__Provided data__

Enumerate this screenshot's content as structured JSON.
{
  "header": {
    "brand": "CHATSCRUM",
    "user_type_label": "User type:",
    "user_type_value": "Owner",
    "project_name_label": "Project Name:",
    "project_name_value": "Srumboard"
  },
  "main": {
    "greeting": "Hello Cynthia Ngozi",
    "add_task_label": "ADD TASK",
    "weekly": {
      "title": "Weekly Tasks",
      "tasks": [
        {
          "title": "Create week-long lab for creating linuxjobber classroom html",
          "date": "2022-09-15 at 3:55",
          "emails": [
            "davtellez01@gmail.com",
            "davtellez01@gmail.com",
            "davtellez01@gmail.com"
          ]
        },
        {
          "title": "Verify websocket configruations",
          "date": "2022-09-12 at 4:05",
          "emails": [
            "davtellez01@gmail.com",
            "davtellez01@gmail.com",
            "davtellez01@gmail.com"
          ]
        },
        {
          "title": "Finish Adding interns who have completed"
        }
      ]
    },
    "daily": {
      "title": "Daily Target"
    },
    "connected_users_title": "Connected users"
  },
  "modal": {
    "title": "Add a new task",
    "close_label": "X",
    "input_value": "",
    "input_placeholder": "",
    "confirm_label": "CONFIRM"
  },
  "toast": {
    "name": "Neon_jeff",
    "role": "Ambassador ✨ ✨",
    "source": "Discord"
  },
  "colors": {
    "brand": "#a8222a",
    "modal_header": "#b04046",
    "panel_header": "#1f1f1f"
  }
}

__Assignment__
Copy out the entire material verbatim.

__Answer space__
Enumerate this screenshot's content as structured JSON.
{
  "header": {
    "brand": "CHATSCRUM",
    "user_type_label": "User type:",
    "user_type_value": "Owner",
    "project_name_label": "Project Name:",
    "project_name_value": "Srumboard"
  },
  "main": {
    "greeting": "Hello Cynthia Ngozi",
    "add_task_label": "ADD TASK",
    "weekly": {
      "title": "Weekly Tasks",
      "tasks": [
        {
          "title": "Create week-long lab for creating linuxjobber classroom html",
          "date": "2022-09-15 at 3:55",
          "emails": [
            "davtellez01@gmail.com",
            "davtellez01@gmail.com",
            "davtellez01@gmail.com"
          ]
        },
        {
          "title": "Verify websocket configruations",
          "date": "2022-09-12 at 4:05",
          "emails": [
            "davtellez01@gmail.com",
            "davtellez01@gmail.com",
            "davtellez01@gmail.com"
          ]
        },
        {
          "title": "Finish Adding interns who have completed"
        }
      ]
    },
    "daily": {
      "title": "Daily Target"
    },
    "connected_users_title": "Connected users"
  },
  "modal": {
    "title": "Add a new task",
    "close_label": "X",
    "input_value": "",
    "input_placeholder": "",
    "confirm_label": "CONFIRM"
  },
  "toast": {
    "name": "Neon_jeff",
    "role": "Ambassador ✨ ✨",
    "source": "Discord"
  },
  "colors": {
    "brand": "#a8222a",
    "modal_header": "#b04046",
    "panel_header": "#1f1f1f"
  }
}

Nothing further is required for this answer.